I Couldn’t Do Your Job by Charlotte Blakemore and Hannah Fayers.

Written during the countries lockdown I Couldn’t Do Your Job explores through a series of frank and relaxed interviews conducted by Alan Emrys in the crew’s staff room. He is collecting research to write a play to honour his father who was a lifelong paramedic. He wants to gain an inside understanding of the work and situations faced by the team of five paramedics, in the hope of understanding his father better too. Although their experiences are generally shared each of them explains how the job affects them personally.

Jake Turner in the role of Aidan uses “ambulance humour” throughout his description of his life as a paramedic. In his story about the deceased patient’s pizza, I found myself agreeing with his actions. One of his call-outs was to a deceased gentleman. While he was there the pizza that the patient had ordered and paid for arrived, while waiting about 45 minutes for the police to arrive he ate it. In all fairness, it would have been a waste of food otherwise. Aidan’s a very likeable character who I would happily trust if I needed assistance.

Ambulance services to the vast majority of the population are there on the end of the phone when we require medical emergency assistance. However, the five paramedics openly discuss the range of mental health situations they attend where there’s nothing they can do to help, lonely older people who want to chat and the dangerous situations they are left with when the police are too busy.

Blakemore and Fayers have bought to stage a balanced and fair insight into the working life facing paramedic teams across the country. Highlighting the lack of support offered to those traumatised by some of the horrific situations they face every day of their working life. PTSD can go untreated and the “shelf life” of many paramedics is usually quite short due to stress.

It still feels like a work in progress during certain scenes. Although the cast is strong and likeable and the storyline reflects the in-depth research that has taken place by the writers. Highlighting the lack of support for this profession is important and needs to be addressed by the government. This play comes with a list of trigger warnings, which isn’t surprising as they attend to people generally during the worse moments of the patient’s lives.

For more information on the theatre company and the Pleasance Theatre please use the links below.

Four Stars




Ay Up, Hitler! Presented by Gamma Ray Theatre.

Yorkshire, known for its Dales, Emmerdale, Last of the Summer Wine and Tea. Yet, a meeting place used by Hitler and his Cronies to regroup? No, not so much. We watch as Ay Up, Hitler is set “down the pub” with an array of Yorkshire accents, lots of warm beer drunk (mimed) and donning the flat cap. Writer David McCulloch has certainly put the Ay Up into Hitler.

Himmler (Michael Grist), Goebbels (Marcus Churchill) and Goring (David McCulloch) reconvene in a small village somewhere nestled in the Yorkshire countryside as they await the return of their leader Hitler (Peter McCrohon). Ready to rebrand and attempt a come back they feel it’s the right time to put the history books straight.
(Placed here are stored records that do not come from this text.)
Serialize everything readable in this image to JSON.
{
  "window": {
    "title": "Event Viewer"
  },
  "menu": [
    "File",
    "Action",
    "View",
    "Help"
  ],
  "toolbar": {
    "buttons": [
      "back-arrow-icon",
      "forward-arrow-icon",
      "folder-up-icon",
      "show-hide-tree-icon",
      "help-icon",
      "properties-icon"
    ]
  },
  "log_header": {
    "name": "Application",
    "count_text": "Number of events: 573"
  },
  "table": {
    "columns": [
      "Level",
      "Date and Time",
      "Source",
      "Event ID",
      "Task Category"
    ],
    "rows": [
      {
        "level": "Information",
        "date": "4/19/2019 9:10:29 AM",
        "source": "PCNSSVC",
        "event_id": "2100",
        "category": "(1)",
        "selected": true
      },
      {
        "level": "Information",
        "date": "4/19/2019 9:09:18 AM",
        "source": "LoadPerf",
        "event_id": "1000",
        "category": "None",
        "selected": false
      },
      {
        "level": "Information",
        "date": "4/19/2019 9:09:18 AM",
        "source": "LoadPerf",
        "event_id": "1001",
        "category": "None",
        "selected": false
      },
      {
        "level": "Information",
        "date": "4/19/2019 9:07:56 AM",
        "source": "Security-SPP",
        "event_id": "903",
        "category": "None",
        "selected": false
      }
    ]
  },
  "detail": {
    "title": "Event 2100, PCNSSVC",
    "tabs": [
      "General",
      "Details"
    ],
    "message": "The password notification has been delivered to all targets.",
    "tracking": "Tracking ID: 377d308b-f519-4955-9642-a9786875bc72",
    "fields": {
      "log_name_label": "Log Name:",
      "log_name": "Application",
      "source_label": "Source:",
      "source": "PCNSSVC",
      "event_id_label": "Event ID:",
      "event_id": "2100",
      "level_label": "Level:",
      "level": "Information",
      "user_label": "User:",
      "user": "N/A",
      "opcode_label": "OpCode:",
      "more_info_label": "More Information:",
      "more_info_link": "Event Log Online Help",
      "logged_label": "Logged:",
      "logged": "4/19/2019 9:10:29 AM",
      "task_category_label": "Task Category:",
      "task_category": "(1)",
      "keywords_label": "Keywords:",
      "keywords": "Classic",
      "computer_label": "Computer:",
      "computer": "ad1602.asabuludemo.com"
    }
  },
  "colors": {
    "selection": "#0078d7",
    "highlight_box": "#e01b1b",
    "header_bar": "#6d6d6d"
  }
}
As Hitler meets up with the newly generated Boris Johnson another role performed by the talented Michael Grist. The audience hears the lightning crashes and whirs of electricity as Johnson comes to life behind the screen, reminiscent of the scene from Frankenstein as the monster in Mary Shelley’s famous gothic novel comes to life.

Blundering and “baffooning” onto the stage waving two union jack flags and mumbling the odd words like “Brexit” and “vote” in a haphazard exaggerated manner as Johnson often does it wasn’t hard suspending your disbelief that he had just been assembled.

Joined by ex-US president Donald Trump (Hannah-Cait Harrison). Hitler is “treated” to this glorious meeting of minds with a baffled look on his face as you can see him questioning, however, did these two men get into power and could lead their countries. Although it’s impossible that a meeting like this could take place its thought-provoking ideas led me to wonder what a powerful dictatorial would make of these two rather character style politicians. Probably with bewilderment, disgust and a touch of ridicule.

Described in their programme as an “anarchic pantomime, in the worse possible taste” it is certainly a fitting description of what I have watched. There’s no mention of “he’s behind you” but there is a sort of pantomime dame on offer though.

They certainly won’t change anything historically. However, the cast offer humour, bad taste jokes and plenty of laughs throughout the hour-long production. Resident artistic director for Blackbox Theatre, Chris Hawley has bought Gamma Ray’s debut production to stage.

Four Stars

Written by David McCulloch

Director Chris Hawley

For tour details please use the link below.